It’s mid-November and every vision of our school year, every high standard I held myself to as a mother, as their teacher – they are the piles of rubble and dust that I am now climbing over and brushing from the bottom of my bare feet.
I sat down this morning to write out a list. People like lists. I like lists. They are those neat little bullet points that tie us all together. Oh,look, number twelve! She secretly throws away her chidlrens artwork after they go to sleep. I do that too!
In the midst of the busyness of my life, lists are an easy way for me to process things. After this particularly stellar week, I sat down and typed out: The Ten Ways I Am Failing. (It could actually become a weekly top 10, come to think it.)
But, really, most of you know by now that I am admittedly far from perfect (as described in detail here, here, here and how could I ever forget, here) and that the best I even strive for nowadays is perfectly imperfect.

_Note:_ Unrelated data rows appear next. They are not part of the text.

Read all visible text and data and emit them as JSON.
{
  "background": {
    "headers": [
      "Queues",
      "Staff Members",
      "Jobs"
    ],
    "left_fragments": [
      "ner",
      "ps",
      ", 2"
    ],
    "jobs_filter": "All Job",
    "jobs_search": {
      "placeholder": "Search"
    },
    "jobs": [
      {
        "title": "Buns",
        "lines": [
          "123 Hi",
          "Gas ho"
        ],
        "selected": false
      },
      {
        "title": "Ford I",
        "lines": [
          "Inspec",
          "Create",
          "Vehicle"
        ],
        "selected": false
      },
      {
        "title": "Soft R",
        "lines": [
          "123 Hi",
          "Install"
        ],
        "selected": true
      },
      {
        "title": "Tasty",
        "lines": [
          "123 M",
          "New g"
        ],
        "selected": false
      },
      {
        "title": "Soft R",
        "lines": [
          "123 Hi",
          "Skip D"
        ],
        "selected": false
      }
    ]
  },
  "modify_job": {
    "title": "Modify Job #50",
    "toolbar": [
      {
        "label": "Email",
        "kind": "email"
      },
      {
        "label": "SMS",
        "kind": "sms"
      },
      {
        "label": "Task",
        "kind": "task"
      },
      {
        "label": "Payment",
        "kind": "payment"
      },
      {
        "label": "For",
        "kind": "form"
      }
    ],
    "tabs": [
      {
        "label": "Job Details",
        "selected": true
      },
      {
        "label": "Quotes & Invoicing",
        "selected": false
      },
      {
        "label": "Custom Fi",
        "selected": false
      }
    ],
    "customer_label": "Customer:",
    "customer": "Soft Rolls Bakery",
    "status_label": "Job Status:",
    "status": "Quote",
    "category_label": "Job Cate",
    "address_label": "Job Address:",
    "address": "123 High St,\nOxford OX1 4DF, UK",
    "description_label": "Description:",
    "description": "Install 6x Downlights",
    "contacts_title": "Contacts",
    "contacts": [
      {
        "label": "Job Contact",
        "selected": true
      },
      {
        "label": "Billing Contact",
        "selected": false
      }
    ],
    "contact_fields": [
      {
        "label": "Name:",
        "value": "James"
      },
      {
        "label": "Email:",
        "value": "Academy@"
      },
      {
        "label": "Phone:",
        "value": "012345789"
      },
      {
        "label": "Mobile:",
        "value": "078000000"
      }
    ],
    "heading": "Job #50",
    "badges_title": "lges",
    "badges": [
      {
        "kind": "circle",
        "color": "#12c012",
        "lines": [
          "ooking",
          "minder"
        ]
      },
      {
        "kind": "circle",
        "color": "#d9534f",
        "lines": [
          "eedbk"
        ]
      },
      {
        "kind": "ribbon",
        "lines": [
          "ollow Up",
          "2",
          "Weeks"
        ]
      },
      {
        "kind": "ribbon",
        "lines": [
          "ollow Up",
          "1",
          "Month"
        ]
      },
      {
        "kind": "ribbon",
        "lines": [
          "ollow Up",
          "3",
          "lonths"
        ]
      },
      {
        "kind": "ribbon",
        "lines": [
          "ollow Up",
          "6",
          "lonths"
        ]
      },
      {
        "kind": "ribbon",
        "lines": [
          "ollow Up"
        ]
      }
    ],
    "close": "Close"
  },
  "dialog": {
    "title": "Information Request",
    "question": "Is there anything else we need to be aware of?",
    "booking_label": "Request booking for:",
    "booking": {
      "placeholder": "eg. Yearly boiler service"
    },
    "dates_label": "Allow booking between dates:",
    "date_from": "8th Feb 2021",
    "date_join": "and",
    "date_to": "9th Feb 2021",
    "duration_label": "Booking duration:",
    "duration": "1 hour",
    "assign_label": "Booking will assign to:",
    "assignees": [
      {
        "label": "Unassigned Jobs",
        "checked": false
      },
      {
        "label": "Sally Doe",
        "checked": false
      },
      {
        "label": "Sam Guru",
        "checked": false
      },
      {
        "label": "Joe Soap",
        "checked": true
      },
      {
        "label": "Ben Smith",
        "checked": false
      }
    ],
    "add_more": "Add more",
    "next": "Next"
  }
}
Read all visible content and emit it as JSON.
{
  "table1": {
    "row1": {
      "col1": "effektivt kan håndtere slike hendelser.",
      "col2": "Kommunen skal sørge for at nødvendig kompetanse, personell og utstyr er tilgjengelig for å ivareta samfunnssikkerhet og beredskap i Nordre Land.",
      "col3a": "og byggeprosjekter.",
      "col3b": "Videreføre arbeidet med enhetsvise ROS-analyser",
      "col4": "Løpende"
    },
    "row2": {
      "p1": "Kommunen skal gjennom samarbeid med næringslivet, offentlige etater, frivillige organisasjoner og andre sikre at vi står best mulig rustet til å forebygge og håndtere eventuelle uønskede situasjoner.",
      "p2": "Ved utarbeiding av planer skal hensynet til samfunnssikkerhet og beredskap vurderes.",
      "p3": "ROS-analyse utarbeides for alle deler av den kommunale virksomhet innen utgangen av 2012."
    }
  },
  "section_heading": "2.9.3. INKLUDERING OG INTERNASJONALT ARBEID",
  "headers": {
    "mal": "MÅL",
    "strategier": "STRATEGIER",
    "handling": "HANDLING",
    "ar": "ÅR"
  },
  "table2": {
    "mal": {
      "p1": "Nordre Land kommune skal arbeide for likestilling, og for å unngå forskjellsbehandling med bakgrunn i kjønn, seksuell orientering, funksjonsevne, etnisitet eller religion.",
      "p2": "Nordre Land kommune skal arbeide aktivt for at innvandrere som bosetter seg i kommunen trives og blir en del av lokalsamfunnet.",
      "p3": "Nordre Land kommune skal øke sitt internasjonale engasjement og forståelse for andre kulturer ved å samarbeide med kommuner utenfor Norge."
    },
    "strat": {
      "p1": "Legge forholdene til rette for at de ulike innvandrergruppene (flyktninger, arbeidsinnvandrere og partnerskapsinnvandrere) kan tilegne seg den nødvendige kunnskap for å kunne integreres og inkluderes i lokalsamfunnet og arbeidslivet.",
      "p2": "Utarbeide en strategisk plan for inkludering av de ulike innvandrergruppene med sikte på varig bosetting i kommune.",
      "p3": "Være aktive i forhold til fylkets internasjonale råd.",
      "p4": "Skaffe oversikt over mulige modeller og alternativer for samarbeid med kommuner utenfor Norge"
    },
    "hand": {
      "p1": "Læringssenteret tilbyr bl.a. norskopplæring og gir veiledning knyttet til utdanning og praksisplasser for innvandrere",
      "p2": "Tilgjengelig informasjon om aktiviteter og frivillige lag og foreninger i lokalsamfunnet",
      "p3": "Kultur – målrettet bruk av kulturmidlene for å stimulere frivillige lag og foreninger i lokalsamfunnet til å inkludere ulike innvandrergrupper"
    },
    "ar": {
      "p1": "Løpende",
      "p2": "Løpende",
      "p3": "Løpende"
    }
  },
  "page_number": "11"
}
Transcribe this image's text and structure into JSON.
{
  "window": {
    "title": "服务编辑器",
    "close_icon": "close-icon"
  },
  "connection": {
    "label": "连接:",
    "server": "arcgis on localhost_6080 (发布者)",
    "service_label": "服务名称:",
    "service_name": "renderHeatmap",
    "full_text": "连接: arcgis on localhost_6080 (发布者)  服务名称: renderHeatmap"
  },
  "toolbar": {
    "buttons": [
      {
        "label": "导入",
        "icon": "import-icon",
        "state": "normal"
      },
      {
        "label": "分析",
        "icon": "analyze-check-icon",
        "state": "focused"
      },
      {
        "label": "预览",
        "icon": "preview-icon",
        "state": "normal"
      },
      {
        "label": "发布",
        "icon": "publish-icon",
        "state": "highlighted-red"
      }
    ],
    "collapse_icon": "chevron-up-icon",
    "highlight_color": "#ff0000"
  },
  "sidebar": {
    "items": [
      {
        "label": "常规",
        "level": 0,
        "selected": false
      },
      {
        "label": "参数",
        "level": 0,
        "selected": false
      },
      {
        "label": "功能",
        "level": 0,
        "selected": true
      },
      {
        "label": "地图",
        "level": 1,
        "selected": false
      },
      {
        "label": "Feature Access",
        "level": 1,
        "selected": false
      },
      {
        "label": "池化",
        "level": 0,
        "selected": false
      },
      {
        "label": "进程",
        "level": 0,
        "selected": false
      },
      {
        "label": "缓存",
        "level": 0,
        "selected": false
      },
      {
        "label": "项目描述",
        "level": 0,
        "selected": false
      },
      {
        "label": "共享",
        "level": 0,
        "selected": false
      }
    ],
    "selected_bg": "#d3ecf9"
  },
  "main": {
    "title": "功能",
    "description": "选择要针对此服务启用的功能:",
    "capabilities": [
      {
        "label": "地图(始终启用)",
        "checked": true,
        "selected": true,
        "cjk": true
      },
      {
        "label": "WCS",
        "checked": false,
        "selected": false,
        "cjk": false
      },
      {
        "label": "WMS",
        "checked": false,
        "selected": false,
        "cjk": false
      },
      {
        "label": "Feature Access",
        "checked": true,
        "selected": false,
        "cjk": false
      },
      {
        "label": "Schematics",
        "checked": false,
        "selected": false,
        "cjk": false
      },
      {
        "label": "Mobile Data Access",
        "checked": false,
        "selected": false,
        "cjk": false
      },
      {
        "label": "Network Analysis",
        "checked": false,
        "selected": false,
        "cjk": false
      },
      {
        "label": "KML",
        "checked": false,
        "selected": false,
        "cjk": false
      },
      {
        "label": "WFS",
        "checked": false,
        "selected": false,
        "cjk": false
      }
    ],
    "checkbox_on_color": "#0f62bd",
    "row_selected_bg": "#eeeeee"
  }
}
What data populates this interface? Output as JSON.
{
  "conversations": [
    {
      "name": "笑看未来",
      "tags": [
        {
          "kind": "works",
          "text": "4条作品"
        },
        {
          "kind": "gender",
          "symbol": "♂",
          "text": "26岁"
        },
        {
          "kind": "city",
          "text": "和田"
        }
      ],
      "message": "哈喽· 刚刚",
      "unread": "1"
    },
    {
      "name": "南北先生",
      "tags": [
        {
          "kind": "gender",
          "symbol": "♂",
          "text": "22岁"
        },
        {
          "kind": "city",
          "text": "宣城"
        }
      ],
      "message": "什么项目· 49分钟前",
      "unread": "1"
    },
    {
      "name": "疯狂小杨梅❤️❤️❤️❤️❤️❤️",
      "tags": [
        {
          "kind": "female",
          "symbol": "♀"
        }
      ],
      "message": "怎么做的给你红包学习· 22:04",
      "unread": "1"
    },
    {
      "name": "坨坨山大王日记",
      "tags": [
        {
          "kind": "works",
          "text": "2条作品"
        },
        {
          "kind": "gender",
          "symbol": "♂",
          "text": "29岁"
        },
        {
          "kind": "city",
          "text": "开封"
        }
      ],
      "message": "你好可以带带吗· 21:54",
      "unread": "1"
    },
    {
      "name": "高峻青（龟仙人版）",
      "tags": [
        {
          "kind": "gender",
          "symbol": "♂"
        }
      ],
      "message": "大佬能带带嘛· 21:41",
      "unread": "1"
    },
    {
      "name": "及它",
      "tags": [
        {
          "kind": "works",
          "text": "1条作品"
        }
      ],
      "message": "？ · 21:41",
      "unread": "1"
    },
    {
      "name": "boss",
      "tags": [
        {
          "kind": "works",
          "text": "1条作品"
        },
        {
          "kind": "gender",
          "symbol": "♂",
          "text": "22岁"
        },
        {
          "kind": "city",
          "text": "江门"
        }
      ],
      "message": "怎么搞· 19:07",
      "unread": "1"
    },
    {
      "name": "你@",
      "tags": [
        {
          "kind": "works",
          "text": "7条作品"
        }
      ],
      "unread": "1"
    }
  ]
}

And so I deleted it.
Yelled so hard that I shook my very soul. – Delete.
Let Evie eat candy (from her brother’s Halloween stash) because it kept her occupied long enough for me to get things done. – Delete.
Left co-op project until very last minute and had husband do it with the kids because I had no time or energy. – Delete.
Shopped for and packed about a dozen Operation Shoe Box boxes, and left them where Evie could reach (re: destroy) them. – Delete
School consisted primarily of episodes of Popular Mechanics for Kids, A Charlie Brown Thanksgiving and Liberty’s Kids. – Delete.
The state of my house… – Delete
Just… – Delete
Ugh. – Delete
Delete. Delete. Delete.
What I am left with is this – it’s Friday and we are all still here.
My children chose special toys and notebooks and gifts to give for those shoe boxes – Keep.
My husband, who loves me, washed every single piece of laundry in our house – Keep.
Alex made eggs for his siblings for breakfast this morning. – Keep.
Asher learned 5+4=9 and wrote out the word L I S T on his own, on the top of my grocery list. – Keep (and never mind that the grocery list got lost in the backseat of the minivan and did not get used or adhered to upon shopping.)
I had a phone call on my way home from Alex’s drama class last night. It was from a friend who has no children, but a job in which she works with particularly troubled families.
She just called after a hard day for her at work, to tell me I’m doing a good job. She has no idea the week that we’ve had here, the way I actually felt my teeth shake with that one wretched bellow (over lost school projects) or that my daughter has eaten more sugar in two days than she has the whole rest of the year combined.
You are doing a good job.
(And thank you, times a million.)